BEN Bernanke, who as at that time chairman of the Fed, warned in July 2007 that the cost of the US sub-prime crisis would amount to $100bn.
To be honest, we struggled to find a final estimate for the final total cost of the crisis, but these words from Wikipedia give just a flavour of how wildly Bernanke was off the mark:
The five largest US investment banks, with combined liabilities or debts of $4 trillion, either went bankrupt (Lehman Brothers), were taken over by other companies (Bear Stearns and Merrill Lynch), or were bailed-out by the US government (Goldman Sachs and Morgan Stanley) during 2008.
Government-sponsored enterprises Fannie Mae and Freddie Mac either directly owed or guaranteed nearly $5 trillion in mortgage obligations, with a similarly weak capital base, when they were placed into receivership in September 2008.

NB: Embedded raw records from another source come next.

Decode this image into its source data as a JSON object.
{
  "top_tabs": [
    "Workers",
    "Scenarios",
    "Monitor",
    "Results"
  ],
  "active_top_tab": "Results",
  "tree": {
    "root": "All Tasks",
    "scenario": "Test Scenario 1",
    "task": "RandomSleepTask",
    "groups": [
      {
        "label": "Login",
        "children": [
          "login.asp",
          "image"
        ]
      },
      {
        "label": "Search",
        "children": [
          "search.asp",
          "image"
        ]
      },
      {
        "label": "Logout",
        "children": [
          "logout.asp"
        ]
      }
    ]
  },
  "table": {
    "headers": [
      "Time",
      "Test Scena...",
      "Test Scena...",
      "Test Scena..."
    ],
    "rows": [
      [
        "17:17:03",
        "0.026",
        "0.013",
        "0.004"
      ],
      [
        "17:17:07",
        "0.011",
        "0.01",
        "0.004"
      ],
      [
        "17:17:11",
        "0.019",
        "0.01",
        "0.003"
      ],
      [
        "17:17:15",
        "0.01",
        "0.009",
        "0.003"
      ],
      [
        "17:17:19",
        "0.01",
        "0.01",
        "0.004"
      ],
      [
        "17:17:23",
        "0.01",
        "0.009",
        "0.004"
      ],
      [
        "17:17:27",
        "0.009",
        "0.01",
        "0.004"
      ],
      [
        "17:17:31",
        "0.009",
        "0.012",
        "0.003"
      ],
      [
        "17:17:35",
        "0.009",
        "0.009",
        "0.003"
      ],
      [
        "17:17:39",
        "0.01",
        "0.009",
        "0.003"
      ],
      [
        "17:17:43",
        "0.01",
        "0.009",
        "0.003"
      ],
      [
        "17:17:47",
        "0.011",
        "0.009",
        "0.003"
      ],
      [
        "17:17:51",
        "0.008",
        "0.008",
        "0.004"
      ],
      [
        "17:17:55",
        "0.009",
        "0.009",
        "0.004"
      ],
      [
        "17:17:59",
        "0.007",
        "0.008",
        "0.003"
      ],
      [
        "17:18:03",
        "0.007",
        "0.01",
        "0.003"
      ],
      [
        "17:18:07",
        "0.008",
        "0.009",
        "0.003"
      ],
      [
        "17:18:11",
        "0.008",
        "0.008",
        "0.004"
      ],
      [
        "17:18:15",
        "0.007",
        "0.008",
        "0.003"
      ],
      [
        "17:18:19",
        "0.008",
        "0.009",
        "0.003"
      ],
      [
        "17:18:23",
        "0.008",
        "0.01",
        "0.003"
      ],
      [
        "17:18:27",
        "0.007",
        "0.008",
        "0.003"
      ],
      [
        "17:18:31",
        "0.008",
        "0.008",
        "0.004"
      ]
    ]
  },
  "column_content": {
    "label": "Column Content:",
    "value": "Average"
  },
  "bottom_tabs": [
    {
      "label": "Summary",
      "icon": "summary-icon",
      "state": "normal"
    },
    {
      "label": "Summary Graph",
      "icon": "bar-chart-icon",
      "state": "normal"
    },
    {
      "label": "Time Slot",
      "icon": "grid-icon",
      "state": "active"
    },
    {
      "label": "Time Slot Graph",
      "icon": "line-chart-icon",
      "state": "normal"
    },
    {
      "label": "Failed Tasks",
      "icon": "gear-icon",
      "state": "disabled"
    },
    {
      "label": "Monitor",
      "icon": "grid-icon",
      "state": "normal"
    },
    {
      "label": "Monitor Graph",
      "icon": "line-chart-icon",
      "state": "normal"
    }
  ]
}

This, of course, just refers to some of the damage inflicted on the US economy during a crisis which became global.
Nobody has any idea how severe the final fall out will be from China’s real estate problems, but we worry that the consensus view is overly complacent.
Standard & Poor’s and Deutsche Bank, for instance, believe that the scale of the problem is little more than a cooling-off period as the rise in house prices moderate.
We are instead with George Magnus, an independent financial adviser to UBS, who wrote in this Financial Times article:
The Chinese property sector is in a recession. Market optimists insist it is going through an “adjustment” similar to previous property downturns.
A more sober view, however, is that because of unprecedented overbuilding, and leverage nurtured by the eruption of shadow banking, this downturn is both more serious and systemic. China is probably in the first stage of a denouement of the property- and construction investment-led growth model of the past 15 years. Financial markets are having trouble pricing the implications.
Property accounts for about 25% of capital investment, and roughly 13% gross domestic product. Incorporating associated industries, such as steel, cement, and construction machinery and materials, would raise the investment share of GDP to about 16%.
The intricate connections between residential and commercial property, shadow banking and vigorous credit creation raise financial instability risks. Direct commercial bank property loans form about a fifth of bank assets, but perhaps half of all bank loans are collateralised by property and land.